Welcome to Butte County

Butte County is a place of natural beauty with countless opportunities for recreation in both rural and urban environments. Many Butte County residents live in one of the five incorporated towns or cities: Biggs, Chico, Gridley, Oroville or Paradise. Butte County government provides services to residents through 23 diverse departments. Services include elections, road maintenance, public safety, solid waste disposal, and health and human services to name a few.

News and Announcements

Local Hazard Mitigation Plan Gets Annual Review

For Immediate Release: Thursday, January 28, 2016, 9:30 a.m.

Media Contact: John Gulserian, 530.538.7373

To reduce or eliminate the long-term risks of natural hazards, such as fire and flooding, Butte County along with the cities of Biggs, Chico, Gridley, Oroville, the Town of Paradise, Thermalito Water and Sewer District and Paradise Irrigation District developed a Multi-Jurisdictional Local Hazard Mitigation Plan. This plan was reviewed and approved by the Federal Emergency Management Agency (FEMA) on November 4, 2014.

As part of the plan, and to maintain eligibility for FEMA reimbursement for declared emergencies each participating jurisdiction will be reviewing their projects for updates. Any new mitigation projects that are under way or in the planning stages can also be included. The public is welcome and encouraged to participate by coming to the annual review meeting to be held February 2, 2016 at 10:00AM in the Tahoe Room at 202 Mira Loma Drive in Oroville.

The Butte County Local Hazard Mitigation Plan can be found on the Butte County Website.

Thursday, January 28, 2016 /Number of views (211) /Categories: News and Announcements

New Office Hours for the Butte County Veterans Services Office Starting January 3, 2016

For Immediate Release: December 22, 2015 - 9:00 a.m.

Contact: Hannah Williamson: 530.891.2759

Oroville - The Butte County Veterans Services Office (VSO) is changing its public office hours to better serve these needs of Veterans in the community. New office hours will start January 3, 2016. The demand for VSO services from disabled and ill Veterans has increased. In response, the VSO is restructuring public office hours to give employees more time to prepare and submit claims while still offering ample time for appointments with Veterans.

New VSO Public Office Hours

  • Mondays and Wednesdays
    • 8:30 a.m. to 11:30 a.m. (appointments only)
    • 12:30 p.m. to 3:30 p.m. (appointments only)
  • Tuesdays and Thursdays
    • 8:30 a.m. to 11:30 a.m. (appointments only)
    • 12:30 p.m. to 4:00 p.m. (walk-ins)
  • Fridays
    • 8:30 a.m. to 11:30 a.m. (appointments only) 

Appointments can be scheduled by calling the VSO at 530-891-2759. 

Over the past three years, the total number of annual claims filed has increased by approximately 196%. The total number of annual client visits has increased by over 230% during this same period of time. The preparation and submission of claims for veterans’ benefits involves a significant amount of administrative work and the VSO team is committed to providing the most proficient and professional claims benefits services possible. The new office hours will enhance the VSO team’s ability to maintain accuracy and integrity for the critical services provide to Veterans in the community. 

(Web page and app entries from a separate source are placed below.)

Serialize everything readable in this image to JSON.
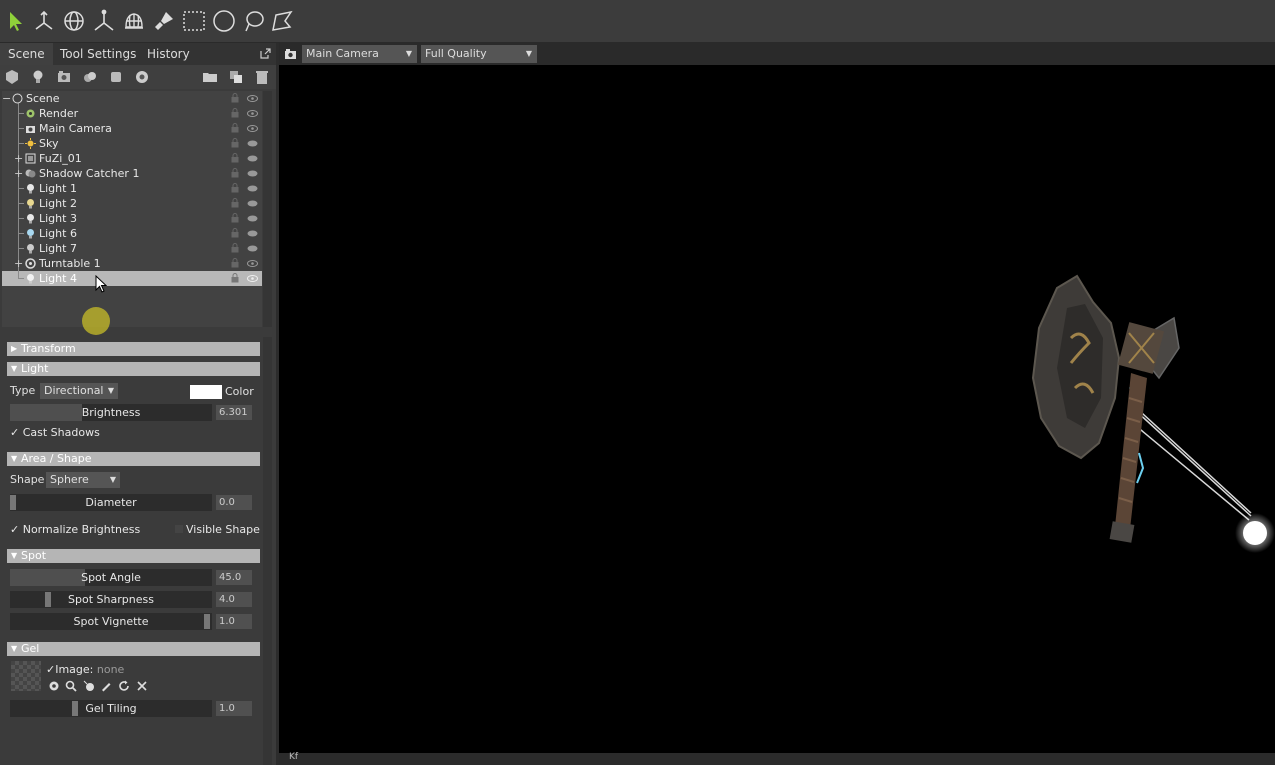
{
  "toolbar": {
    "tools": [
      {
        "icon": "select-arrow-icon"
      },
      {
        "icon": "move-gizmo-icon"
      },
      {
        "icon": "rotate-gizmo-icon"
      },
      {
        "icon": "scale-gizmo-icon"
      },
      {
        "icon": "mesh-sphere-icon"
      },
      {
        "icon": "paint-brush-icon"
      },
      {
        "icon": "rect-select-icon"
      },
      {
        "icon": "ellipse-select-icon"
      },
      {
        "icon": "lasso-select-icon"
      },
      {
        "icon": "poly-select-icon"
      }
    ]
  },
  "panel": {
    "tabs": [
      "Scene",
      "Tool Settings",
      "History"
    ],
    "active_tab": "Scene"
  },
  "outliner": {
    "items": [
      {
        "label": "Scene",
        "icon": "scene-icon"
      },
      {
        "label": "Render",
        "icon": "render-gear-icon"
      },
      {
        "label": "Main Camera",
        "icon": "camera-icon"
      },
      {
        "label": "Sky",
        "icon": "sky-icon"
      },
      {
        "label": "FuZi_01",
        "icon": "mesh-icon"
      },
      {
        "label": "Shadow Catcher 1",
        "icon": "shadow-catcher-icon"
      },
      {
        "label": "Light 1",
        "icon": "light-bulb-icon"
      },
      {
        "label": "Light 2",
        "icon": "light-bulb-icon"
      },
      {
        "label": "Light 3",
        "icon": "light-bulb-icon"
      },
      {
        "label": "Light 6",
        "icon": "light-bulb-icon"
      },
      {
        "label": "Light 7",
        "icon": "light-bulb-icon"
      },
      {
        "label": "Turntable 1",
        "icon": "turntable-icon"
      },
      {
        "label": "Light 4",
        "icon": "light-bulb-icon"
      }
    ],
    "selected": "Light 4"
  },
  "props": {
    "transform": {
      "title": "Transform"
    },
    "light": {
      "title": "Light",
      "type_label": "Type",
      "type_value": "Directional",
      "color_label": "Color",
      "color_value": "#ffffff",
      "brightness_label": "Brightness",
      "brightness_value": "6.301",
      "cast_shadows_label": "Cast Shadows",
      "cast_shadows": true
    },
    "area": {
      "title": "Area / Shape",
      "shape_label": "Shape",
      "shape_value": "Sphere",
      "diameter_label": "Diameter",
      "diameter_value": "0.0",
      "normalize_label": "Normalize Brightness",
      "normalize": true,
      "visible_shape_label": "Visible Shape",
      "visible_shape": false
    },
    "spot": {
      "title": "Spot",
      "angle_label": "Spot Angle",
      "angle_value": "45.0",
      "sharpness_label": "Spot Sharpness",
      "sharpness_value": "4.0",
      "vignette_label": "Spot Vignette",
      "vignette_value": "1.0"
    },
    "gel": {
      "title": "Gel",
      "image_label": "Image:",
      "image_value": "none",
      "tiling_label": "Gel Tiling",
      "tiling_value": "1.0"
    }
  },
  "viewport": {
    "camera_select": "Main Camera",
    "quality_select": "Full Quality",
    "bottom_tab": "Kf"
  }
}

The Butte County Veterans Services Office (VSO) was established by the Butte County Board of Supervisors to assist veterans, their dependents and survivors, and the general public in obtaining benefits from federal, state, and local agencies administering programs for veterans. For more information about services provided by the Butte County VSO, please refer to http://www.buttecounty.net/dess/Services/VeteranServices.aspx.

Monday, December 21, 2015 /Number of views (793) /Categories: News and Announcements

Reporting Well Problems Due to the Drought

News Release
Contact: Dr. Christina Buck 538-4343

Oroville, CA – July 16, 2014. Butte County is receiving a number of calls regarding household wells in Durham, outskirts of Chico, and in foothill areas that are no longer producing water, or ‘going dry’. This occurs when the groundwater level falls below the level of the pump or the bottom of the well. The Butte County Department of Water and Resource Conservation would like to hear from people who are experiencing problems with their private household or agricultural production wells due to the drought. Although the County cannot solve individual well problems, documenting the problems helps in our drought assessment efforts and understanding groundwater basin conditions. Well problems could include wells that have ‘gone dry’ (are no longer producing water), wells that are producing water sporadically, wells with increased sand or sediment, or reduced water pressure. A voluntary online form is available for reporting problems, http://goo.gl/fTTtHk.

Wednesday, July 16, 2014 /Number of views (12564) /Categories: News and Announcements